This week I am in the South of France. I know, how fancy does that sound right? It is a family road trip to discover what this serene part of the world offers. A relatively short flight to London, followed by a short hop to Bordeaux. Certainly not the longest air trip I’ve taken but that doesn’t seem to matter as I emerge from the airport in Bordeaux almost zombiefied. It I only 6pm but I don’t think I will be getting much done without a full night sleep; I may be getting old.
Day 2 and I am feeling up to the task, we venture off down the highway to a little town call Dax. Home to an abundance of thermal baths and currently my sister. As I explore two things become apparent 1. I don’t speak French & 2. that southern France has different priorities than home. They drive a slower through their pastoral country side, no one seems to work over lunch, and dinner is at least a two hour commitment.
5 the tenseness that has been spreading over your body reaches its climax
4 Just a moment now
3 why is 5 seconds so damn long!?
2 hold your breadth
1 CLICK DAMMIT
Today I spent my morning recovering one of my hard drives. For anyone who has ever done it you know it is a tedious process and often frustrating. Today was a good day as crashed drive days go as I successfully recovered about 75% of what I lost. I know that means I still lost a whole lot but it is one of the happier results I’ve had with file recovery. I have lost drives before and you’d think I’d learned my lesson but the truth is sometimes shit happens.
Even if you regularly back up your drives (but seriously who does that?) hard drives aren’t always reliable and more importantly accidents happen. It can sometimes lead you to swearing fits as you attempt to reorganize the thousand s of files you are have recovered.
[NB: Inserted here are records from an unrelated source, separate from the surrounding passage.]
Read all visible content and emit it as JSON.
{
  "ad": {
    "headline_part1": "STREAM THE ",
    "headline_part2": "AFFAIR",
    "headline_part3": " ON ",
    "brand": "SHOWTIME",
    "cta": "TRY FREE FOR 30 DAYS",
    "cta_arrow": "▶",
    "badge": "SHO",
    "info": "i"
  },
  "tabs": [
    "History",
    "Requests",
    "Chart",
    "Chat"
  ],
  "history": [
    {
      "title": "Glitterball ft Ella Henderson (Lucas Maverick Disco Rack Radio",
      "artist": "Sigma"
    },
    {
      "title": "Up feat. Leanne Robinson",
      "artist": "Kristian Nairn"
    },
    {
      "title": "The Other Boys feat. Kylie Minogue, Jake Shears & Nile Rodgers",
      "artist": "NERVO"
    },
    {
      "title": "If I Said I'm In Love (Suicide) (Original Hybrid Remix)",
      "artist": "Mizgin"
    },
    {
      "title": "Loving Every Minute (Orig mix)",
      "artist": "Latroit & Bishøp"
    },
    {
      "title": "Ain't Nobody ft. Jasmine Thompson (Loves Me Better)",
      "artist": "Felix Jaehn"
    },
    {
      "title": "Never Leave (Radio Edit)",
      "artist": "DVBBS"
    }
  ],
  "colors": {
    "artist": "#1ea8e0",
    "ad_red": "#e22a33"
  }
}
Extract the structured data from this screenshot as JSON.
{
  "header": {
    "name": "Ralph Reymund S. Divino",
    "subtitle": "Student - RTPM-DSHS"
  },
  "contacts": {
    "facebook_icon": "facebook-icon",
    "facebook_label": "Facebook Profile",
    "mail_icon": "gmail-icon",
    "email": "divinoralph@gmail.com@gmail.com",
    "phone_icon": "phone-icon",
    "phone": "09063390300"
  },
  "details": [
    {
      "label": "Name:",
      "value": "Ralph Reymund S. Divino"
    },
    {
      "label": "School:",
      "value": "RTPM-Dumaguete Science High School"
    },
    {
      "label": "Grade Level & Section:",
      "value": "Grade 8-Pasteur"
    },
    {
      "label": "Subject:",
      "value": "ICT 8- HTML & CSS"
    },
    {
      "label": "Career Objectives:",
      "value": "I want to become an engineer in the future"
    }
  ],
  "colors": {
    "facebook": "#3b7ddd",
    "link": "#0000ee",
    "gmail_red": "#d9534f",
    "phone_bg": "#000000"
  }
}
It did get me to thinking though; there are some good lessons to be learned from all this chaos.